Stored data
━━━

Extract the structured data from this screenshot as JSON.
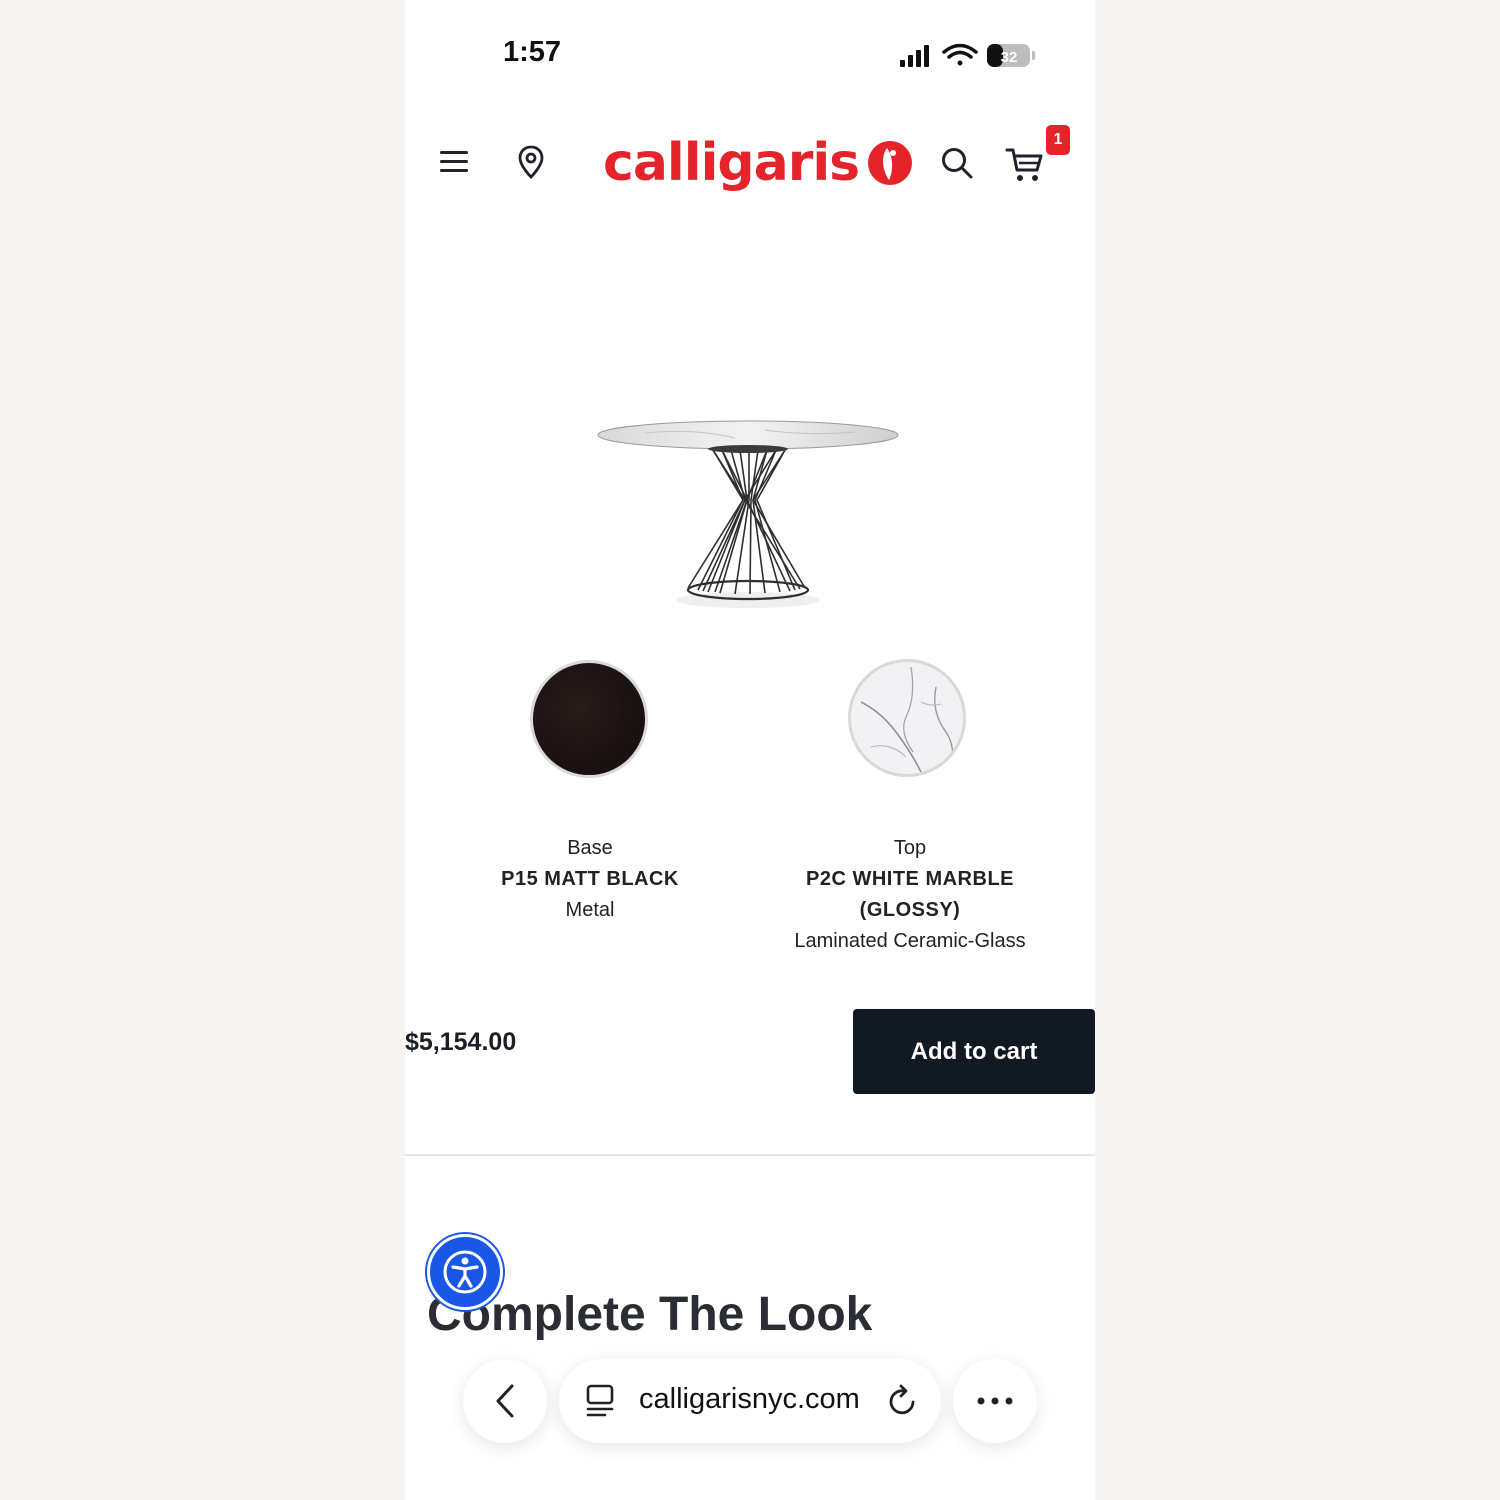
{
  "status": {
    "time": "1:57",
    "battery": "32"
  },
  "header": {
    "brand": "calligaris",
    "cart_count": "1",
    "brand_color": "#e5232b",
    "icons": [
      "menu-icon",
      "location-pin-icon",
      "search-icon",
      "cart-icon"
    ]
  },
  "finishes": [
    {
      "label": "Base",
      "value": "P15 MATT BLACK",
      "material": "Metal",
      "swatch_color": "#1a1210"
    },
    {
      "label": "Top",
      "value_line1": "P2C WHITE MARBLE",
      "value_line2": "(GLOSSY)",
      "material": "Laminated Ceramic-Glass",
      "swatch_color": "#f2f2f4"
    }
  ],
  "purchase": {
    "price": "$5,154.00",
    "add_to_cart_label": "Add to cart",
    "button_color": "#111922"
  },
  "section": {
    "title": "Complete The Look"
  },
  "browser": {
    "url": "calligarisnyc.com"
  }
}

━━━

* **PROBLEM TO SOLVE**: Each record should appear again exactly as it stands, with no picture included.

* **OUTPUT OF THE EXERCISE**:
Extract the structured data from this screenshot as JSON.
{
  "status": {
    "time": "1:57",
    "battery": "32"
  },
  "header": {
    "brand": "calligaris",
    "cart_count": "1",
    "brand_color": "#e5232b",
    "icons": [
      "menu-icon",
      "location-pin-icon",
      "search-icon",
      "cart-icon"
    ]
  },
  "finishes": [
    {
      "label": "Base",
      "value": "P15 MATT BLACK",
      "material": "Metal",
      "swatch_color": "#1a1210"
    },
    {
      "label": "Top",
      "value_line1": "P2C WHITE MARBLE",
      "value_line2": "(GLOSSY)",
      "material": "Laminated Ceramic-Glass",
      "swatch_color": "#f2f2f4"
    }
  ],
  "purchase": {
    "price": "$5,154.00",
    "add_to_cart_label": "Add to cart",
    "button_color": "#111922"
  },
  "section": {
    "title": "Complete The Look"
  },
  "browser": {
    "url": "calligarisnyc.com"
  }
}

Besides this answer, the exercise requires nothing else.